2. There is no other kind of future scenario or description of the attitude and actions of God. This is not one type of metaphorical description among others. And there is no indication of a universalism in which all are saved and none are ultimately condemned.
3. This teaching is more than just a background of thought. It becomes thematic on many occasions, and it lies at the centre of the evangelism of the early church in that salvation is conceived of as being deliverance from the consequences of sin and specifically from death and the wrath of God. Consequently, we cannot push it to one side as being less important than the other aspects of human sin and need………
The charge of cosmic child abuse is totally misplaced. It fails to recognise the points that have just been made which emphasise that it was God who initiated the cross, it was God himself
who suffered on the cross and bore the sin of the world. A parent who puts herself into the breach and dies to save her child from a burning house is considered praiseworthy. The God who suffers and dies in the person of Jesus for human sin belongs in the same category. It is true that the concept of God the Son suffering and dying is paradoxical and incomprehensible, and we have to recognise that fact, but that is what Scripture says. It is part of the mystery of the incarnation.
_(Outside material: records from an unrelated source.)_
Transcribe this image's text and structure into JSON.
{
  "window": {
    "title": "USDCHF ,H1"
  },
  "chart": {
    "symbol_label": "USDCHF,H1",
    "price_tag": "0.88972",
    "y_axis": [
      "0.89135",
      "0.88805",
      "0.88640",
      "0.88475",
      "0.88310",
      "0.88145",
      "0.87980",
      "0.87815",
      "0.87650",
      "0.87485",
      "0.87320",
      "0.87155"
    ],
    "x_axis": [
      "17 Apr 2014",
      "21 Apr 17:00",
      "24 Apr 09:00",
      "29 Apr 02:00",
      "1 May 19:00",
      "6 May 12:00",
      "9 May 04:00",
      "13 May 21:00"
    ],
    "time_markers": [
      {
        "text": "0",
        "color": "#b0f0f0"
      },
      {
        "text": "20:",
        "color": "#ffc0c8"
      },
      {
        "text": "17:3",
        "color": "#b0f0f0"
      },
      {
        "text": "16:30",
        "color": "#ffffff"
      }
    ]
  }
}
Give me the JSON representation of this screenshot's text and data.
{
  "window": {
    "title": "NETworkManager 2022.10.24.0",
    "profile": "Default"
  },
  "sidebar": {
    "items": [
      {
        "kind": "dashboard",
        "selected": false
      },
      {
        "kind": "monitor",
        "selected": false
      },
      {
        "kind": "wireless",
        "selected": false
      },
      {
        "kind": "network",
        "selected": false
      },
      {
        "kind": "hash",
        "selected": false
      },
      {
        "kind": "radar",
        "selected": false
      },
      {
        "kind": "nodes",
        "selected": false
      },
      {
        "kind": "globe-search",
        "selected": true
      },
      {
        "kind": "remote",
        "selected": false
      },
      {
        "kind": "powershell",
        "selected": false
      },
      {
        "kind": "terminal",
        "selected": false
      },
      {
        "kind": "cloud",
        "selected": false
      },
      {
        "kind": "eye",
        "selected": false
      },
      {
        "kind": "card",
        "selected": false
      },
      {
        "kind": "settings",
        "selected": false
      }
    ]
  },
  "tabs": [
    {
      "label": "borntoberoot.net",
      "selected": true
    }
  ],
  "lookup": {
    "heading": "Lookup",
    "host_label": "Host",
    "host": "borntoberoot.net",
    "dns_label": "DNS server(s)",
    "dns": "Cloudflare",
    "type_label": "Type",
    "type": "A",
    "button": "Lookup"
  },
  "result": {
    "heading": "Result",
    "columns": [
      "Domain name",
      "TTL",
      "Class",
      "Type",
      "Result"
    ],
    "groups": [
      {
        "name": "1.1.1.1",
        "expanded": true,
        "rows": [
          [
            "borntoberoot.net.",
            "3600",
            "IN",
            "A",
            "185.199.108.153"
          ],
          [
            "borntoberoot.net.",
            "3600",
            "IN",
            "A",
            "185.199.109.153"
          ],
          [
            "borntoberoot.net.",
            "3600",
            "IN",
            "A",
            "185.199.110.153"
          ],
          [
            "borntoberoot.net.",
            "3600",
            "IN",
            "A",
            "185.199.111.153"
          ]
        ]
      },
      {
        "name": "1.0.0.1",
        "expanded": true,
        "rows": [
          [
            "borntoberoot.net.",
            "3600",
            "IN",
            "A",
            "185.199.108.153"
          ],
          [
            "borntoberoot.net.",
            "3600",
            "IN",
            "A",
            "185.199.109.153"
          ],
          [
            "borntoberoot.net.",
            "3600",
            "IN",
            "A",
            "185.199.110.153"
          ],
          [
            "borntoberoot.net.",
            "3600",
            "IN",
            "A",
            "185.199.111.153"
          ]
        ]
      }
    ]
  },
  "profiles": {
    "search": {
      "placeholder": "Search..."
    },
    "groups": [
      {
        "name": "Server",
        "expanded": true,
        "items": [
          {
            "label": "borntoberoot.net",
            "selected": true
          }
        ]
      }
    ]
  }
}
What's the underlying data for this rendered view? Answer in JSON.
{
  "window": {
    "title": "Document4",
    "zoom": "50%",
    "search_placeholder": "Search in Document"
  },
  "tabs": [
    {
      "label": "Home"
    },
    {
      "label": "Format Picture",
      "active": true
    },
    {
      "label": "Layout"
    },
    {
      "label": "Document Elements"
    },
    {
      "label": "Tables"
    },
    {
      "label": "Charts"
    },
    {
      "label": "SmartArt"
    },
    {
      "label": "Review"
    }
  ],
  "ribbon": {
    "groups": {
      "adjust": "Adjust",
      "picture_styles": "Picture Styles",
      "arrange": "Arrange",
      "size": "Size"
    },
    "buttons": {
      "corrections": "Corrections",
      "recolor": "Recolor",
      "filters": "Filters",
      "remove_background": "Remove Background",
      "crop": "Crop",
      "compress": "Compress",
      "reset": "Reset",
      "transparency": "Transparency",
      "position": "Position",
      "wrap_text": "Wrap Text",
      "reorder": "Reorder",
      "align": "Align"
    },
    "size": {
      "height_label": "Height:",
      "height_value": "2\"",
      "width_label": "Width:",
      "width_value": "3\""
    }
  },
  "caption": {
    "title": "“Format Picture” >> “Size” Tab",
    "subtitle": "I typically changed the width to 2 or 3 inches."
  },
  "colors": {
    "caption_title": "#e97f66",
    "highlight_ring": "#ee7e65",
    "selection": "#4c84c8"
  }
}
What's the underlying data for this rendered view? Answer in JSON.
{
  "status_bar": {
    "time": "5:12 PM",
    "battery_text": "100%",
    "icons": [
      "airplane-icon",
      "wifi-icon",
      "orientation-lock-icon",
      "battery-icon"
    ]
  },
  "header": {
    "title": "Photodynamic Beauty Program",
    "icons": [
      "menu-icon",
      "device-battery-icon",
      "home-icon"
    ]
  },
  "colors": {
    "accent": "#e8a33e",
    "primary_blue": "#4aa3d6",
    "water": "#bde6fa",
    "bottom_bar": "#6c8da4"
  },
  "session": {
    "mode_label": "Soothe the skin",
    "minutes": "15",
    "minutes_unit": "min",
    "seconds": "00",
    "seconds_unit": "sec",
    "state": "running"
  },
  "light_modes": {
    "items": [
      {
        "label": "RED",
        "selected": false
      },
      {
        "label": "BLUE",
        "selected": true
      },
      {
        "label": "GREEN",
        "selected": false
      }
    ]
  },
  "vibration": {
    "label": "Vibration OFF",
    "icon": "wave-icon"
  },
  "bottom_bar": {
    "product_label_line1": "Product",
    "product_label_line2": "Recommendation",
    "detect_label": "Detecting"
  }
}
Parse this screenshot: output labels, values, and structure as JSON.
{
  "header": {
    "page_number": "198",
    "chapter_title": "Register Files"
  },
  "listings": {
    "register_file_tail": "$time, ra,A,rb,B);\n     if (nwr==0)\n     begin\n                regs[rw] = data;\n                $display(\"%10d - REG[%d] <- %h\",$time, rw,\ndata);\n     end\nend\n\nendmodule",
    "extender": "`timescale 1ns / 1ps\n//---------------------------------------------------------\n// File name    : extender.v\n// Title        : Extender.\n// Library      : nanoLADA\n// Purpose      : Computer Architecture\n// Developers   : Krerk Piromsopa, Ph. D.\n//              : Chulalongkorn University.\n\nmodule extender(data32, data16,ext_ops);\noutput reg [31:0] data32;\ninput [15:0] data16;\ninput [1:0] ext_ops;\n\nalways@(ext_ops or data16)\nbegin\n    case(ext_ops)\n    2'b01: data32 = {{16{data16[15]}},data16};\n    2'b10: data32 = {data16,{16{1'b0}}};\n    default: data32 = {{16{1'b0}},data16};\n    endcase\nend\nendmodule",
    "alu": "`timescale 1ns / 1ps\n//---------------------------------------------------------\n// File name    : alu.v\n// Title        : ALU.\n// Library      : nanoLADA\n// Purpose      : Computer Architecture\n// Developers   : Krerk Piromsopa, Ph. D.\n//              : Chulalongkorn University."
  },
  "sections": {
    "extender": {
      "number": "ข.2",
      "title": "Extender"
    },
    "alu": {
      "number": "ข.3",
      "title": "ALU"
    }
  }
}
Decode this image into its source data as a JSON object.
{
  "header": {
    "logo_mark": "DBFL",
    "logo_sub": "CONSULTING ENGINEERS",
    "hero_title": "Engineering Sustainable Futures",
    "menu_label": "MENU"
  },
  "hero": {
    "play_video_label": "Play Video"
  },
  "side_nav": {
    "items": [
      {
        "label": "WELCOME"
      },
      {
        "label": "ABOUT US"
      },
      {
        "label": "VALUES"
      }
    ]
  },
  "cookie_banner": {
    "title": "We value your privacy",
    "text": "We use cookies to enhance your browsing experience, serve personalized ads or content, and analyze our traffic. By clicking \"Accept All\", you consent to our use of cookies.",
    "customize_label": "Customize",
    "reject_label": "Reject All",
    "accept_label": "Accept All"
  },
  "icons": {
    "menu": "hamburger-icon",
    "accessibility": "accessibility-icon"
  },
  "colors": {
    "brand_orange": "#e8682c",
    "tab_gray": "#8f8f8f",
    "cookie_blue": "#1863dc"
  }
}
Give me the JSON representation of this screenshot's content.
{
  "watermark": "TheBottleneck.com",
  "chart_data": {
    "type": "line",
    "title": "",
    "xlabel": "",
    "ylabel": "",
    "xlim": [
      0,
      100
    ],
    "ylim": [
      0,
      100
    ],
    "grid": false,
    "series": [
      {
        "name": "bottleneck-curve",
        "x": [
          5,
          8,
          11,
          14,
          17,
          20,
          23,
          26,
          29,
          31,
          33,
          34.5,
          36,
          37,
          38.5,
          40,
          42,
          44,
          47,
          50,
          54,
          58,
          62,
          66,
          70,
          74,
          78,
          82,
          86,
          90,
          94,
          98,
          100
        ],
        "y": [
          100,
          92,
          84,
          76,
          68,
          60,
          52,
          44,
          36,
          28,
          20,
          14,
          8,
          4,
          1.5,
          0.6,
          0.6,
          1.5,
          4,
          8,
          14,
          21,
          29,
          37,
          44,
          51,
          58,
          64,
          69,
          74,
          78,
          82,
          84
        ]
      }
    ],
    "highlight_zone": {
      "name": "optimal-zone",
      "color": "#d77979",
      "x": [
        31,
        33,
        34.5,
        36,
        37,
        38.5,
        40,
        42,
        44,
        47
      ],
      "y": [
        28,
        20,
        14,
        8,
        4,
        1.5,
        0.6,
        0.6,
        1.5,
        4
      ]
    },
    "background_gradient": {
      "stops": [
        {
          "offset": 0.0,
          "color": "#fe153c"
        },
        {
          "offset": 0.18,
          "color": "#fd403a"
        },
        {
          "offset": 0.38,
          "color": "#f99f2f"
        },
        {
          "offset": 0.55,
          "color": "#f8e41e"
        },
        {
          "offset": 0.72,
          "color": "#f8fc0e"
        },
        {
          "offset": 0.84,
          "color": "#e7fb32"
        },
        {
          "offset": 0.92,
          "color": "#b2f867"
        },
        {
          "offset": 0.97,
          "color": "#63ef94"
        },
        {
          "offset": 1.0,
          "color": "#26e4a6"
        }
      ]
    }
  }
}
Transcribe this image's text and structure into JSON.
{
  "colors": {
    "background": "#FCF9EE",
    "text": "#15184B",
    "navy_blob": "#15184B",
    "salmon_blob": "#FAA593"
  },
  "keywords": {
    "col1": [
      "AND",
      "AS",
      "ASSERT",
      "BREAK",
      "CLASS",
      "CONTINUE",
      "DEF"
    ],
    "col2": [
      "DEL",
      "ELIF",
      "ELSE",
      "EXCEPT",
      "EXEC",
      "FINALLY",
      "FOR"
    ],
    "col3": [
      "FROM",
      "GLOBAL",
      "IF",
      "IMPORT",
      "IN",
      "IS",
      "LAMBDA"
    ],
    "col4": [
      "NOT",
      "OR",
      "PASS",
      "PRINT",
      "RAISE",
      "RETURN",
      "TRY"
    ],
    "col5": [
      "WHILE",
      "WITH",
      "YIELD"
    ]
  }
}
Salvation is available to sinful human beings through the death of Christ that involves him in bearing the consequences of sin. These consequences constitute the penalty due to sin, rightly called a penalty because it is painful and deprives the sinner of life with God and all its blessings. In this way the holy and loving God upholds righteousness through judging sinners and saving those who accept what he has done in his Son on their behalf and instead of them. It is not a case of God being angry with Christ but of God himself in Christ taking on himself the sin and its penalty. Indeed, at some point the challenge needs to be issued: where are these evangelicals who say that God was angry with Christ? Name them! Where is the evangelical who will repudiate this statement: We do not, however, insinuate that God was ever hostile to him or angry with him, written by John Calvin? You will not find them among serious theologians, although I recognise that popular preachers may err in this respect.
In other words “you better believe judgement is coming and if Jesus isnt the one who will save you from the wrath of God then there is nobody else gonna do it”
I will leave the last words of this post, but not this debate to a member of my family. One of my children was asked by my wife “Some people say that Jesus died for us but that he wasnt punished for our sins- what do you think of that?” “Thats stupid,” my young child said “because he did.”